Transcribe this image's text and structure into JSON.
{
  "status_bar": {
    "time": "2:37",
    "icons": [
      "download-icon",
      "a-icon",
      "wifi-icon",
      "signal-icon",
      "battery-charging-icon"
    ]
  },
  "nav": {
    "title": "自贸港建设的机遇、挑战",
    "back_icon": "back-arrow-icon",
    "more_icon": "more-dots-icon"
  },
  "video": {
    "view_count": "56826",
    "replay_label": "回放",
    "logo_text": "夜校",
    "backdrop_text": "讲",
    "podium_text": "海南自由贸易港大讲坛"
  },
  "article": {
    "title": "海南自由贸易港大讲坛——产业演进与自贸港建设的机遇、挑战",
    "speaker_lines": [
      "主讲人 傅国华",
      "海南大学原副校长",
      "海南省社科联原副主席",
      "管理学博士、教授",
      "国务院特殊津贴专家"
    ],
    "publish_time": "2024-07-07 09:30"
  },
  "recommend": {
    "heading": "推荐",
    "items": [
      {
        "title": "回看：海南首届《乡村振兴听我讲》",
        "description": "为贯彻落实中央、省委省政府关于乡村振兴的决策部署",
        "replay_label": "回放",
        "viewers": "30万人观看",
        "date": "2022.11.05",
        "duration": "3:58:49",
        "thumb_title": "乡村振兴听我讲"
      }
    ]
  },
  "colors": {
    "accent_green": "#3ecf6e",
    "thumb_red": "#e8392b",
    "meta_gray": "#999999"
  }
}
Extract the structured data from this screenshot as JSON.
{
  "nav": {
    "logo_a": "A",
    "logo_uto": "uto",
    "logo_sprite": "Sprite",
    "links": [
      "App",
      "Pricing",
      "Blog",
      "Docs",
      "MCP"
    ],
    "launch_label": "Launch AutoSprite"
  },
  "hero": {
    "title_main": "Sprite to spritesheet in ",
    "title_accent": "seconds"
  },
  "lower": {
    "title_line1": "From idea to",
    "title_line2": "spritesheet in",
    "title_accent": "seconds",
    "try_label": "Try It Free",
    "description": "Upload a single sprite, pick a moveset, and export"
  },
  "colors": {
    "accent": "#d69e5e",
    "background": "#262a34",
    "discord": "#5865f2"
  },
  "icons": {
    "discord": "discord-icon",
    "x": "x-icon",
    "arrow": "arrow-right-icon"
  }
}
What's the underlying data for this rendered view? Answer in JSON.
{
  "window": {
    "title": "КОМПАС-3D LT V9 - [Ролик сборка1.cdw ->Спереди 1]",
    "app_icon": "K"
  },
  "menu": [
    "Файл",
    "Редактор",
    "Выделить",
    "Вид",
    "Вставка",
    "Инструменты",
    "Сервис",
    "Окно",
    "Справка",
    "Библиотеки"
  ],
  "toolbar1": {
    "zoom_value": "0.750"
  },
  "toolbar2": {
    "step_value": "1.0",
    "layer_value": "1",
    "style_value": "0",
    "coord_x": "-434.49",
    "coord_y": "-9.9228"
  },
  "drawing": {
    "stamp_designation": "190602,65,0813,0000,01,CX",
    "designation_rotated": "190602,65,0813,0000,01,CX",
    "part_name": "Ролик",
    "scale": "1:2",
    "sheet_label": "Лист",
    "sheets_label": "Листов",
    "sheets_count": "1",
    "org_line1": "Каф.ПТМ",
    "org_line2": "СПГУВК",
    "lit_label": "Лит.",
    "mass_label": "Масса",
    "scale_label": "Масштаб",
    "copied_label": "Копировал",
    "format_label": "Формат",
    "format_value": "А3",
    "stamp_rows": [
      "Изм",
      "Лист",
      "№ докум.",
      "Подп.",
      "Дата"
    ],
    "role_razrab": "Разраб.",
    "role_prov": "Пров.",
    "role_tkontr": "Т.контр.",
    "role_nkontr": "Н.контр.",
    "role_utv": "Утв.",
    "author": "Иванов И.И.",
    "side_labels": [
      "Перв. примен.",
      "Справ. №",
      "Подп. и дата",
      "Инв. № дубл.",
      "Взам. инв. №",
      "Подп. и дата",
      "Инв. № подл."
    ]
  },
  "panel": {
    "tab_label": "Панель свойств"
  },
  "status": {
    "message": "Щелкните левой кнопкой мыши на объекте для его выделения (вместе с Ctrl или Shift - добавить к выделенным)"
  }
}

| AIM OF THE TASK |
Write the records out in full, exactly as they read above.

| RESPONSE AREA |
Transcribe this image's text and structure into JSON.
{
  "status_bar": {
    "time": "2:37",
    "icons": [
      "download-icon",
      "a-icon",
      "wifi-icon",
      "signal-icon",
      "battery-charging-icon"
    ]
  },
  "nav": {
    "title": "自贸港建设的机遇、挑战",
    "back_icon": "back-arrow-icon",
    "more_icon": "more-dots-icon"
  },
  "video": {
    "view_count": "56826",
    "replay_label": "回放",
    "logo_text": "夜校",
    "backdrop_text": "讲",
    "podium_text": "海南自由贸易港大讲坛"
  },
  "article": {
    "title": "海南自由贸易港大讲坛——产业演进与自贸港建设的机遇、挑战",
    "speaker_lines": [
      "主讲人 傅国华",
      "海南大学原副校长",
      "海南省社科联原副主席",
      "管理学博士、教授",
      "国务院特殊津贴专家"
    ],
    "publish_time": "2024-07-07 09:30"
  },
  "recommend": {
    "heading": "推荐",
    "items": [
      {
        "title": "回看：海南首届《乡村振兴听我讲》",
        "description": "为贯彻落实中央、省委省政府关于乡村振兴的决策部署",
        "replay_label": "回放",
        "viewers": "30万人观看",
        "date": "2022.11.05",
        "duration": "3:58:49",
        "thumb_title": "乡村振兴听我讲"
      }
    ]
  },
  "colors": {
    "accent_green": "#3ecf6e",
    "thumb_red": "#e8392b",
    "meta_gray": "#999999"
  }
}
Extract the structured data from this screenshot as JSON.
{
  "nav": {
    "logo_a": "A",
    "logo_uto": "uto",
    "logo_sprite": "Sprite",
    "links": [
      "App",
      "Pricing",
      "Blog",
      "Docs",
      "MCP"
    ],
    "launch_label": "Launch AutoSprite"
  },
  "hero": {
    "title_main": "Sprite to spritesheet in ",
    "title_accent": "seconds"
  },
  "lower": {
    "title_line1": "From idea to",
    "title_line2": "spritesheet in",
    "title_accent": "seconds",
    "try_label": "Try It Free",
    "description": "Upload a single sprite, pick a moveset, and export"
  },
  "colors": {
    "accent": "#d69e5e",
    "background": "#262a34",
    "discord": "#5865f2"
  },
  "icons": {
    "discord": "discord-icon",
    "x": "x-icon",
    "arrow": "arrow-right-icon"
  }
}
What's the underlying data for this rendered view? Answer in JSON.
{
  "window": {
    "title": "КОМПАС-3D LT V9 - [Ролик сборка1.cdw ->Спереди 1]",
    "app_icon": "K"
  },
  "menu": [
    "Файл",
    "Редактор",
    "Выделить",
    "Вид",
    "Вставка",
    "Инструменты",
    "Сервис",
    "Окно",
    "Справка",
    "Библиотеки"
  ],
  "toolbar1": {
    "zoom_value": "0.750"
  },
  "toolbar2": {
    "step_value": "1.0",
    "layer_value": "1",
    "style_value": "0",
    "coord_x": "-434.49",
    "coord_y": "-9.9228"
  },
  "drawing": {
    "stamp_designation": "190602,65,0813,0000,01,CX",
    "designation_rotated": "190602,65,0813,0000,01,CX",
    "part_name": "Ролик",
    "scale": "1:2",
    "sheet_label": "Лист",
    "sheets_label": "Листов",
    "sheets_count": "1",
    "org_line1": "Каф.ПТМ",
    "org_line2": "СПГУВК",
    "lit_label": "Лит.",
    "mass_label": "Масса",
    "scale_label": "Масштаб",
    "copied_label": "Копировал",
    "format_label": "Формат",
    "format_value": "А3",
    "stamp_rows": [
      "Изм",
      "Лист",
      "№ докум.",
      "Подп.",
      "Дата"
    ],
    "role_razrab": "Разраб.",
    "role_prov": "Пров.",
    "role_tkontr": "Т.контр.",
    "role_nkontr": "Н.контр.",
    "role_utv": "Утв.",
    "author": "Иванов И.И.",
    "side_labels": [
      "Перв. примен.",
      "Справ. №",
      "Подп. и дата",
      "Инв. № дубл.",
      "Взам. инв. №",
      "Подп. и дата",
      "Инв. № подл."
    ]
  },
  "panel": {
    "tab_label": "Панель свойств"
  },
  "status": {
    "message": "Щелкните левой кнопкой мыши на объекте для его выделения (вместе с Ctrl или Shift - добавить к выделенным)"
  }
}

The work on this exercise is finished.